Directions:
Report, from the records below, every line where the word "icon" appears.

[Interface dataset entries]
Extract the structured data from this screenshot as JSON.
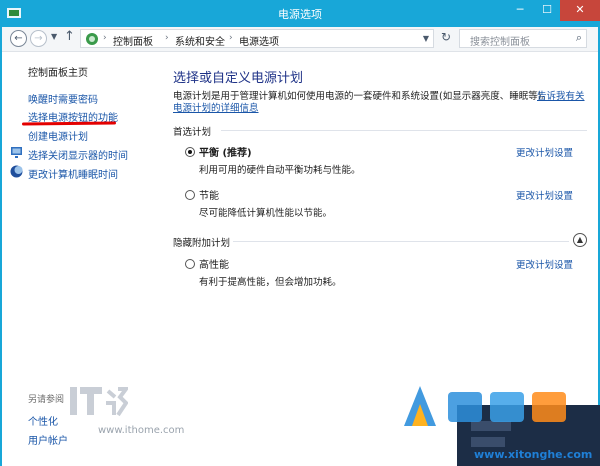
{
  "window": {
    "title": "电源选项",
    "controls": {
      "minimize": "─",
      "maximize": "☐",
      "close": "✕"
    }
  },
  "nav": {
    "back_icon": "back-arrow-icon",
    "forward_icon": "forward-arrow-icon",
    "recent_icon": "chevron-down-icon",
    "up_icon": "up-arrow-icon",
    "breadcrumbs": [
      "控制面板",
      "系统和安全",
      "电源选项"
    ],
    "refresh_icon": "refresh-icon",
    "search_placeholder": "搜索控制面板"
  },
  "sidebar": {
    "home": "控制面板主页",
    "items": [
      {
        "label": "唤醒时需要密码"
      },
      {
        "label": "选择电源按钮的功能",
        "highlighted": true
      },
      {
        "label": "创建电源计划"
      },
      {
        "label": "选择关闭显示器的时间",
        "icon": "monitor-icon"
      },
      {
        "label": "更改计算机睡眠时间",
        "icon": "moon-icon"
      }
    ],
    "see_also": {
      "heading": "另请参阅",
      "items": [
        "个性化",
        "用户帐户"
      ]
    }
  },
  "main": {
    "title": "选择或自定义电源计划",
    "desc_line1": "电源计划是用于管理计算机如何使用电源的一套硬件和系统设置(如显示器亮度、睡眠等)。",
    "desc_link_a": "告诉我有关",
    "desc_link_b": "电源计划的详细信息",
    "preferred": {
      "heading": "首选计划",
      "plans": [
        {
          "name": "平衡 (推荐)",
          "desc": "利用可用的硬件自动平衡功耗与性能。",
          "change": "更改计划设置",
          "selected": true
        },
        {
          "name": "节能",
          "desc": "尽可能降低计算机性能以节能。",
          "change": "更改计划设置",
          "selected": false
        }
      ]
    },
    "hidden": {
      "heading": "隐藏附加计划",
      "plans": [
        {
          "name": "高性能",
          "desc": "有利于提高性能，但会增加功耗。",
          "change": "更改计划设置",
          "selected": false
        }
      ]
    }
  },
  "watermarks": {
    "ithome_url": "www.ithome.com",
    "xitonghe_url": "www.xitonghe.com"
  },
  "colors": {
    "titlebar": "#18a7d8",
    "heading_blue": "#1e3287",
    "link_blue": "#1a56a8",
    "highlight_red": "#e30000"
  }
}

Response for this exercise:
    "back_icon": "back-arrow-icon",
    "forward_icon": "forward-arrow-icon",
    "recent_icon": "chevron-down-icon",
    "up_icon": "up-arrow-icon",
    "refresh_icon": "refresh-icon",
        "icon": "monitor-icon"
        "icon": "moon-icon"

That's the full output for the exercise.